Exercise for People Living in a Group Home

In group homes, people who need assistance related to a disability or health condition live together in a supported environment.

Group homes (also sometimes known as supported disability accommodation) are designed to provide the services and support that residents need to live as independently as possible. This arrangement is known as supported independent living.

In Australia, around 17,000 people with a disability live in a group home. Group homes usually accommodate somewhere between two and six residents.


We know getting enough physical activity is vital for anyone to have the best possible health and well-being. But making sure group home residents get enough movement and exercise is especially important.

Why is this the case? Not all, but many people in group homes live there because they have an intellectual disability. This can make it difficult for them to understand the importance of exercise, and to make choices that best support their health and wellbeing.

Research shows people living with an intellectual disability tend to have very low levels of physical activity. One recent paper analysed results from 25 studies looking into sedentary behaviours (time spent sitting or lying down, not including sleep) in people with an intellectual disability. They found that more than 60% of the daily time was spent on sedentary behaviours, including over three hours of screen time.

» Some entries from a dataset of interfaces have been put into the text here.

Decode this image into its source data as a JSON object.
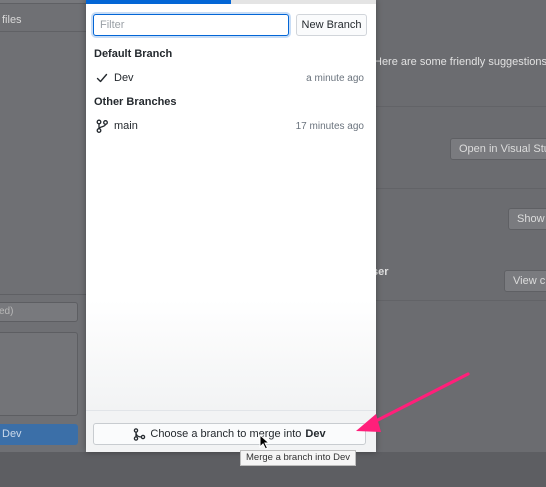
{
  "background": {
    "left_panel": {
      "files_label": "files",
      "summary_fragment": "ed)",
      "commit_fragment": "Dev"
    },
    "right_panel": {
      "suggestions_fragment": "Here are some friendly suggestions",
      "open_editor_fragment": "Open in Visual Stu",
      "show_fragment": "Show",
      "ser_fragment": "ser",
      "view_fragment": "View c"
    }
  },
  "popover": {
    "filter": {
      "placeholder": "Filter",
      "value": ""
    },
    "new_branch_label": "New Branch",
    "default_branch_header": "Default Branch",
    "default_branch": {
      "name": "Dev",
      "time": "a minute ago",
      "icon": "check-icon"
    },
    "other_branches_header": "Other Branches",
    "other_branches": [
      {
        "name": "main",
        "time": "17 minutes ago",
        "icon": "git-branch-icon"
      }
    ],
    "merge_button": {
      "prefix": "Choose a branch to merge into",
      "branch": "Dev",
      "icon": "git-merge-icon"
    },
    "tooltip": "Merge a branch into Dev"
  },
  "colors": {
    "accent": "#0366d6",
    "annotation_arrow": "#ff1f7a"
  }
}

One 2017 study found fewer than 11% of participants met global physical activity for health recommendations and participants spent an average of 79.4% of their waking time in sedentary behaviours.

Another recent analysis found high rates of obesity, metabolic syndrome and multimorbidity (having several health conditions) in adults with an intellectual disability, along with high levels of sedentary behaviour.

Also, people living in group homes may have a mental health condition and/or be on medications that lead to weight gain. This can make them more likely to experience problems associated with overweight and obesity – such as heart disease and type 2 diabetes. Exercise is very important for heart and metabolic health and can also help people to manage their weight.


Active support

Getting more physically active doesn’t have to involve structured pursuits like walking, cycling, running, or swimming. It could involve supporting people to be more active in everyday tasks. A good place to start is to look at the group home’s calendar and see where more movement and activity might fit in.

For example, a resident could be supported to:

  • engage in active household chores, such as sweeping, mopping, and vacuuming
  • walk to the shops or library rather than driving
  • get off the bus one stop earlier and walk the rest of the way.
Exercise therapy

Structured exercise might also play a part in helping residents have better health. Ideally, people living in a group home should be supported to meet the Australian physical activity guidelines, which recommend adults aged 18 to 64:

  • get 2.5 to 5 hours of moderately intense physical activity (like a fast walk or swimming) per week, or 1.25 to 2.5 hours of vigorous activity (like jogging or fast cycling), or a combination of these
  • do activities that build muscle strength at least two days per week
  • spend less time sitting.

An accredited exercise physiologist (AEP) can design programs to help residents work towards this goal.


People living in group homes can be faced with a range of issues that affect their ability to be active. People with an intellectual disability or mental health condition, for example, may need support to exercise safely and effectively. Physical health conditions or behaviours of concern could also affect exercise program design.

AEPs are university-qualified health professionals with the expertise to design exercise programs for people with disabilities and medical conditions. They create safe, effective exercise programs, tailored to each person’s needs, goals, and preferences.

When working with people who live in a group home, an AEP might deliver exercise interventions in a clinic, the home, or a community setting. They can also build the capacity of support workers to safely and effectively support a resident in completing their exercise program when the AEP isn’t present. When support workers are able to encourage the completion of an individual or group exercise program that the AEP has implemented, it can help ensure residents engage in activity on enough days of the week for it to be effective.

If your loved one is living in a group home, you can ask the house manager about the support worker team’s capacity to help your loved one engage in more physical activity. You can also ask for support workers to be trained by the AEP who has assessed the exercise needs of your loved one if needed. If your loved one has NDIS funding, they may be able to use it to access assessment and exercise therapy with an AEP.

When looking for an AEP, it’s a good idea to check if they have experience working with people with intellectual disability, understand the group home dynamics and can demonstrate positive behaviour support.

Click here to find an exercise physiologist near you.

Written by Amanda Semaan and Kara Foscholo. Amanda and Kara are Accredited Exercise Physiologists and Co-Directors of Active Ability, whose mission is to support people with disability to achieve the best possible independence, health, and quality of life.